Discussions of the Ten Commandments often focus on their prohibitions against actions that harm other people, such as murder, lying, and adultery. We frequently pass over the opening injunctions against making an image of the Divine as obvious and without need for comment. But the assertion that God has no image is both astonishing and radical.
This week’s Torah portion includes a lengthy section warning the Israelites not to make an image “in any likeness whatsoever” (Deuteronomy 4:16). In case that isn’t clear enough, the text goes on to list a vast range of prohibited images ranging from the human to the cosmic.
I admit that at various times I have envied my Buddhist, Christian, and Hindu friends’ ability to use images for their devotions. Having something tangible on which to focus can be very appealing. As material beings, physical things can have a reality for us which ideas or emotions do not. When someone hugs me, I can feel their affection more clearly than when it is expressed in words alone. The invisibility of the coronavirus (away from a microscope) can make it difficult to grasp its possible presence in a supermarket or office.
Our ancestors lived in a world full of divine images. We have no idea why they chose such a radical departure from established practice. The Jewish mystical tradition teaches that God’s Presence is found in creation and perhaps the early Israelites believed that focusing on a single image would limit their understanding of a God that contained all being. I like to think that having no image of God encourages us to look for God in different ways, considering that the sacred can be present at any moment, without any need for a specific object.
Having an invisible God also teaches us that what is most important is often unseen as well: love, trust, hope, compassion. Like God, they are not something to be believed or disbelieved in, but experiences to be valued and nurtured through our behavior. As our physical distancing continues, actions of care and connection become ever more important. I appreciate all the ways our Temple members have found to stay in touch with one another and value the strength of our invisible, but strong, ties of community.
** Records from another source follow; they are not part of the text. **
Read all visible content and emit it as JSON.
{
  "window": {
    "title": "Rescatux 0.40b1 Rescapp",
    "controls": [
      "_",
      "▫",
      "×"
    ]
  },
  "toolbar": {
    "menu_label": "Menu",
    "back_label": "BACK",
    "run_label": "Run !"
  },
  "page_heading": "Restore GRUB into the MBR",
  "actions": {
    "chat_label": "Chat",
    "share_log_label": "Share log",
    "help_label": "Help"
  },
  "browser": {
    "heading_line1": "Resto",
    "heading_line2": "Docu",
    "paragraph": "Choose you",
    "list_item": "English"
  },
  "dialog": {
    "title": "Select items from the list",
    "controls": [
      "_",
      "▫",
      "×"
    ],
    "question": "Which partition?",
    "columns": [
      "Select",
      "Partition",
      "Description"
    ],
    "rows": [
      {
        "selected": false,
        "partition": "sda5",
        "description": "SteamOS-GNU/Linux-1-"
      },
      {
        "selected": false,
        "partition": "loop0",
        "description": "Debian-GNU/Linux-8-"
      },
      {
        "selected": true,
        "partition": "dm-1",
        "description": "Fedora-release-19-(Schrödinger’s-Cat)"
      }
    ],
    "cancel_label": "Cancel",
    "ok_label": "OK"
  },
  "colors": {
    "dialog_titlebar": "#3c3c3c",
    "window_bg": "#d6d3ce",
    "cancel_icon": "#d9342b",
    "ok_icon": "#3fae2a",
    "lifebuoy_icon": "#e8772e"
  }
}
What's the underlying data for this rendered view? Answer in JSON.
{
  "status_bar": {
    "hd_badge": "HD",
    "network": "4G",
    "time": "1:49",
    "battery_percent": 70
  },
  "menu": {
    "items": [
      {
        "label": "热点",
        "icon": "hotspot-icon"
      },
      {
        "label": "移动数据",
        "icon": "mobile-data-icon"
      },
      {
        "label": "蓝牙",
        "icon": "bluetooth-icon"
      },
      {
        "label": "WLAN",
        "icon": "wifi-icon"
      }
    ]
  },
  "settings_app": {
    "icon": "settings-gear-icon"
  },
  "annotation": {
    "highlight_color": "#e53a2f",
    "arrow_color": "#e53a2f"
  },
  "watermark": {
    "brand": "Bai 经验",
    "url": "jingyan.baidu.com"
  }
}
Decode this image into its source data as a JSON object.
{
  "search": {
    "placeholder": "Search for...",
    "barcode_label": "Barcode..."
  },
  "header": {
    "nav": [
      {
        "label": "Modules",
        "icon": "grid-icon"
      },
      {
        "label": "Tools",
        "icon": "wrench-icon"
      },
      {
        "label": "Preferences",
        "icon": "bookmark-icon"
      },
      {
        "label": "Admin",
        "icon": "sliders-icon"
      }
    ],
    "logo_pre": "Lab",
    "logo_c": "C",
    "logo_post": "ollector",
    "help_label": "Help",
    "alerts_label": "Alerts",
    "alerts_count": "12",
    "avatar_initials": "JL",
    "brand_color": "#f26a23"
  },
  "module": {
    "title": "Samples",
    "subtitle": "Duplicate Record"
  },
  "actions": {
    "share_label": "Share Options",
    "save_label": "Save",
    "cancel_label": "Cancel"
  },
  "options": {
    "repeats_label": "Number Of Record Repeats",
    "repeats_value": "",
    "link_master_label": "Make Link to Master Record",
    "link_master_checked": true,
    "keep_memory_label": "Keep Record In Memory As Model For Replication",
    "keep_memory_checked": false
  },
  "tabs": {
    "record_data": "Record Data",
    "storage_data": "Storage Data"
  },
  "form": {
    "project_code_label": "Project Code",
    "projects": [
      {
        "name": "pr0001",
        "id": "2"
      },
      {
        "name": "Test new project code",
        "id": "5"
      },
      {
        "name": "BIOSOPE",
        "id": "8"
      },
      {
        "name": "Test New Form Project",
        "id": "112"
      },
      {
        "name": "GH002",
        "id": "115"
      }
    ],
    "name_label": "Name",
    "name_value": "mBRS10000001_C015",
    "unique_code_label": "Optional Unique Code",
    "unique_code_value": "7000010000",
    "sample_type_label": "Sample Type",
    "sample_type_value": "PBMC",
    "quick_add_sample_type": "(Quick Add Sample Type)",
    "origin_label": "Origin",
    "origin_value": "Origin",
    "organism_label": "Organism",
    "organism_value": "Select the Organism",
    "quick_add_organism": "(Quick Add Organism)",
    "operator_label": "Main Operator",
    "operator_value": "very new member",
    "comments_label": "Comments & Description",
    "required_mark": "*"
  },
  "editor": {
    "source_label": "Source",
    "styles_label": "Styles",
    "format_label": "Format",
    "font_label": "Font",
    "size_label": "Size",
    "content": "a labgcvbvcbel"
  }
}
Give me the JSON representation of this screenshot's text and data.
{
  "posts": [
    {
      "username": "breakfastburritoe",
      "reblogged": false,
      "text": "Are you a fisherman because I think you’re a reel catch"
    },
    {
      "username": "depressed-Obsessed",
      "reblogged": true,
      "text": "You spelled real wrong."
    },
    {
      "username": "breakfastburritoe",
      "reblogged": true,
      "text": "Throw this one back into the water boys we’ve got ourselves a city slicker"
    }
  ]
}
That having been said, I know the requirements of the pandemic have impacted people differently. I am doing my best to keep in contact with Temple members, but if you are feeling isolated or having difficulties please do not hesitate to call me: 716-876-5874. In addition, the Rabbi’s Discretionary Fund allows me to make confidential payments to members in need and accepting this money permits others to benefit from performing the mitzvah of tzedakah.
Be well / Zei gesunt / Sano,
Rabbi Drorah Setel